- [Data in this exercise]:
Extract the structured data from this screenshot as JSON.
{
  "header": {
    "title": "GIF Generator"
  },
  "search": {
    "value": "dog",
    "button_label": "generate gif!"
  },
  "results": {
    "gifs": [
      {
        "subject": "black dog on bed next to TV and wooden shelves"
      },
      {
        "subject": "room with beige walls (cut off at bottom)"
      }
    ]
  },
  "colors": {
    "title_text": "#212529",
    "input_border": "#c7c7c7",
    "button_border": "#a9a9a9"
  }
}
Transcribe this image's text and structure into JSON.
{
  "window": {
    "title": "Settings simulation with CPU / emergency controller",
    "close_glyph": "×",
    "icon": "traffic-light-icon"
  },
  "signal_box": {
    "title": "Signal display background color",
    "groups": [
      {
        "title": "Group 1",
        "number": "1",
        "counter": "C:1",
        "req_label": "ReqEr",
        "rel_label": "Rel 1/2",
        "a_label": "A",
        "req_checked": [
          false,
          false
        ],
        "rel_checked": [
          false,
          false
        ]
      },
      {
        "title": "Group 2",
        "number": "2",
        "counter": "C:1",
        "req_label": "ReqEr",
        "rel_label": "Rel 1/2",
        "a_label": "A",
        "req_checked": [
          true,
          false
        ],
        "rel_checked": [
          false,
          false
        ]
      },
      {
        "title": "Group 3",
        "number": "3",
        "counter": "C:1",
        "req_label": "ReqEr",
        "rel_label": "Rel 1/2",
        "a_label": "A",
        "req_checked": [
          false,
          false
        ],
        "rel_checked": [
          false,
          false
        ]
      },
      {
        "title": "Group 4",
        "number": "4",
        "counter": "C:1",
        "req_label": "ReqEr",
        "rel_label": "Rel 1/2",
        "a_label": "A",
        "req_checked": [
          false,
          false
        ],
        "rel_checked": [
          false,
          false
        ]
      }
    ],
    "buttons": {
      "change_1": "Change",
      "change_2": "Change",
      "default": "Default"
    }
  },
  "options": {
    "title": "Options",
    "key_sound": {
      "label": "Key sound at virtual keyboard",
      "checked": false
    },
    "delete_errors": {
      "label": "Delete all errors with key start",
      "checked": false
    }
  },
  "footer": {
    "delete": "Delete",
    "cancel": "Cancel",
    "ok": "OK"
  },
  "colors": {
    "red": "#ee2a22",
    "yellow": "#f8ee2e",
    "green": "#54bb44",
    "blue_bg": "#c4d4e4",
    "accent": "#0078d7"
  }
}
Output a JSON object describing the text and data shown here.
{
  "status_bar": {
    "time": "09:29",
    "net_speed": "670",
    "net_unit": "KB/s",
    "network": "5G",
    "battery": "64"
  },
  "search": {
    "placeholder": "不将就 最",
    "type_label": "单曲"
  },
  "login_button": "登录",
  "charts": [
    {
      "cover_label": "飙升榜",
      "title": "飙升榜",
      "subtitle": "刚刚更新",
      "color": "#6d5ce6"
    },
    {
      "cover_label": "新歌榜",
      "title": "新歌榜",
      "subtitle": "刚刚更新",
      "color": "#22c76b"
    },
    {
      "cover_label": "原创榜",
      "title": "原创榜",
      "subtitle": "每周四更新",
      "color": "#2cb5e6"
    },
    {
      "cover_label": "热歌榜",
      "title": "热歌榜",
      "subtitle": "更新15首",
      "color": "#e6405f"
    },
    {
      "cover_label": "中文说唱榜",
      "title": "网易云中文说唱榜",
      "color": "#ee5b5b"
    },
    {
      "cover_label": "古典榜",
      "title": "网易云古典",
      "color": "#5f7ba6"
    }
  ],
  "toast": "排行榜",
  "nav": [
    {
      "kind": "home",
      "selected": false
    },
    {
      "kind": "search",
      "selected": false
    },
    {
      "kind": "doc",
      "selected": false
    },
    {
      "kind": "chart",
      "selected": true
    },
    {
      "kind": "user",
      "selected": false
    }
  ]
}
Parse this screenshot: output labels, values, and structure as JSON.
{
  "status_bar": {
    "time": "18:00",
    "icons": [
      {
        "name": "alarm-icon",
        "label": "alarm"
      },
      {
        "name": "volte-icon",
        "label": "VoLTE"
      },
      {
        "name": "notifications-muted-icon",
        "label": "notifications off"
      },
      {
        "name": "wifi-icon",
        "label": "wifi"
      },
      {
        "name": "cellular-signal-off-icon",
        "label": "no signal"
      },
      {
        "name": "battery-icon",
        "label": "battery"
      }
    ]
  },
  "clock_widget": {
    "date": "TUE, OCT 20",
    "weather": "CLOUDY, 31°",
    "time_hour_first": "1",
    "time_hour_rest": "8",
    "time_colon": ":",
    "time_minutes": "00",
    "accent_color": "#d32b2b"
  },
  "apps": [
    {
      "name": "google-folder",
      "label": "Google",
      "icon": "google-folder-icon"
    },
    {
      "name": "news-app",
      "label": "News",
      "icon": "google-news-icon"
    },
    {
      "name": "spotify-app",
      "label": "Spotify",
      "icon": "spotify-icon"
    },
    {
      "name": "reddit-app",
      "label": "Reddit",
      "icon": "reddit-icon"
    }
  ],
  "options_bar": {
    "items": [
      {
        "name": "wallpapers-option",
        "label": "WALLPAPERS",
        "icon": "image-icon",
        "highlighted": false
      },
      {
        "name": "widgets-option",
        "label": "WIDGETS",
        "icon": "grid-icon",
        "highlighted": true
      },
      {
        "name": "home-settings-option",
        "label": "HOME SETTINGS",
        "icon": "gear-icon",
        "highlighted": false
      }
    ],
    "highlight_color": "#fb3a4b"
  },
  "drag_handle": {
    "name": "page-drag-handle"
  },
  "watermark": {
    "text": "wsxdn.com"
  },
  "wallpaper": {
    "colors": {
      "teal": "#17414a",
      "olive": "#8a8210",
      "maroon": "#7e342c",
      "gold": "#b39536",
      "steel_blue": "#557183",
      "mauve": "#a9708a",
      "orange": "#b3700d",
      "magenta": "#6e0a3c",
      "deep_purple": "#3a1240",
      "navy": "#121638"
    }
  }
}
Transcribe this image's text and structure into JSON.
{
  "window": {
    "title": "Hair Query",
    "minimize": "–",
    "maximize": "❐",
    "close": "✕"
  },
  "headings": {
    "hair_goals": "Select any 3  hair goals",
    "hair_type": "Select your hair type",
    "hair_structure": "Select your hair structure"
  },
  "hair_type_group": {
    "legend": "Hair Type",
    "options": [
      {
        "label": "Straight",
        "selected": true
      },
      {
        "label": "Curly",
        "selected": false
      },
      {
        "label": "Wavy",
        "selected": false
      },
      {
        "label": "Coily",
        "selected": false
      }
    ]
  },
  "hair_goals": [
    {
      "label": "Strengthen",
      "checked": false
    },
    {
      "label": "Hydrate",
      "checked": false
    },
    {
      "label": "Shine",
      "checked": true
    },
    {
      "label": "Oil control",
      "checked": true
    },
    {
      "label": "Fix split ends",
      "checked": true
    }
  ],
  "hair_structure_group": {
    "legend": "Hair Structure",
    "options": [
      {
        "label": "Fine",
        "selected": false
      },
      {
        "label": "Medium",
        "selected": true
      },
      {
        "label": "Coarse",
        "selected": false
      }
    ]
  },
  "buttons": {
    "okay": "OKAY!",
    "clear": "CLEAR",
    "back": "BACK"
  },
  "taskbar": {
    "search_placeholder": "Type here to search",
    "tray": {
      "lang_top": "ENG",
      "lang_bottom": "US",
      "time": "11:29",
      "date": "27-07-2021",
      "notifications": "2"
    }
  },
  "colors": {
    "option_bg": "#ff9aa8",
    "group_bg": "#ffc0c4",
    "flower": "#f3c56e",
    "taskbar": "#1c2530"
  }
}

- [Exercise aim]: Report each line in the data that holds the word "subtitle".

- [Response]:
      "subtitle": "刚刚更新",
      "subtitle": "刚刚更新",
      "subtitle": "每周四更新",
      "subtitle": "更新15首",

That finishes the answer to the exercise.